Muscat: Various measures are being adopted by the Ministry of Higher Education to address the dropout issue in Oman, said a senior official.
“The Ministry of Higher Education supervises the colleges of applied sciences, private universities and colleges, and internal and external scholarship programmes. To address this issue, the ministry has dealt with dropout cases in the colleges of applied sciences from different aspects,” the Minister of Higher Education, Dr. Rawya Saud Al Busaidi, stated in an interview with Times of Oman.
“Following admission to a college, each student has an academic advisor, whose role is to help him or her discover their potential and capabilities, and assist in exploring alternative paths to the degree if for any reason the normal pace of the degree is disrupted, and to help develop a remedial plan on academic probation,” she explained.

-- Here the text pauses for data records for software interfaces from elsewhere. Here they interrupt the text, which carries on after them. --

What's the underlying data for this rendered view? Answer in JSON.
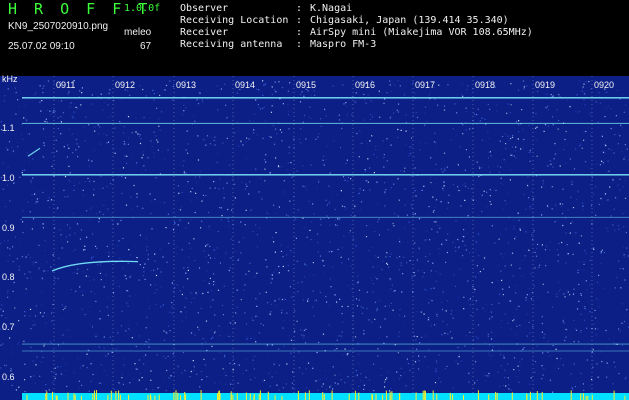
{
  "header": {
    "app_title": "H R O F F T",
    "version": "1.0.0f",
    "file_name": "KN9_2507020910.png",
    "meleo_label": "meleo",
    "datetime": "25.07.02 09:10",
    "meleo_count": "67"
  },
  "info": [
    {
      "key": "Observer",
      "sep": ":",
      "value": "K.Nagai"
    },
    {
      "key": "Receiving Location",
      "sep": ":",
      "value": "Chigasaki, Japan (139.414 35.340)"
    },
    {
      "key": "Receiver",
      "sep": ":",
      "value": "AirSpy mini (Miakejima VOR 108.65MHz)"
    },
    {
      "key": "Receiving antenna",
      "sep": ":",
      "value": "Maspro FM-3"
    }
  ],
  "axis": {
    "y_unit": "kHz",
    "y_ticks": [
      "1.1",
      "1.0",
      "0.9",
      "0.8",
      "0.7",
      "0.6"
    ],
    "x_ticks": [
      "0911",
      "0912",
      "0913",
      "0914",
      "0915",
      "0916",
      "0917",
      "0918",
      "0919",
      "0920"
    ]
  },
  "colors": {
    "background": "#0c1f86",
    "carrier": "#7cf0ff",
    "header_title": "#3cff3c",
    "text": "#f0f0f0",
    "meteor_marks": "#ffee22",
    "baseline": "#00dfff"
  }
}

She added that students, who fall under academic probation with a GPA of below 2.0, have three chances or semesters to get out of academic probation.
“Instead of withdrawal from the college, the student who does not meet the requirements for removal from the status of academic probation, but satisfies the requirements to receive a diploma may exit the college with a higher education diploma,” the official said.
A student contemplating full withdrawal from the college for other reasons must consult their academic advisor prior to formalising the decision in order to ensure that all alternatives are considered, Al Busaidi stated.
Commenting on external scholarships, the minister said, cultural attachés at Omani embassies abroad provide the students with the best possible living conditions, reception and transport upon arrival, medical care and appropriate accommodation on their first arrival in the country.
“To prevent dropouts, the Ministry of Higher Education represented (by) cultural attachés follow up on the progress made by Omani scholarship students and advise them to enrol in areas of study that are compatible with their capacities and aptitude,” Al Busaidi explained.
In her message to those who plan to drop out, the minister said, “They should seek advice from their academic advisor and other counselling bodies at the institution when facing issues concerning their studies.”
“They should also think carefully and assess the pros and cons of leaving the college by comparing the living standards of graduates and the living standards of the dropouts, keeping in mind that they need to help their families financially through employment,” Al Busaidi noted.
Out of the total number of students who left their studies during the 2013-2014 academic year, 649 were studying at the Sultan Qaboos University (SQU), 4,042 at private institutes, 23 at institutes of health science, nursing and pharmacy, 1,970 at higher colleges of technology, 675 at colleges of applied sciences, and 29 at the College of Sharia Sciences.
The total number of students enrolled in higher education institutions during the 2013-2014 academic year stood at 119,331. Out of this number, 68,786 were women and 50,545 were men.
The highest numbers of students belonged to private institutes (61,957), higher colleges of technology (34,165) and the Sultan Qaboos University (13,847). During the 2012-2013 year, a total of 6,618 students did not continue with their studies, out of whom 2,241 were female and 4,377 were male.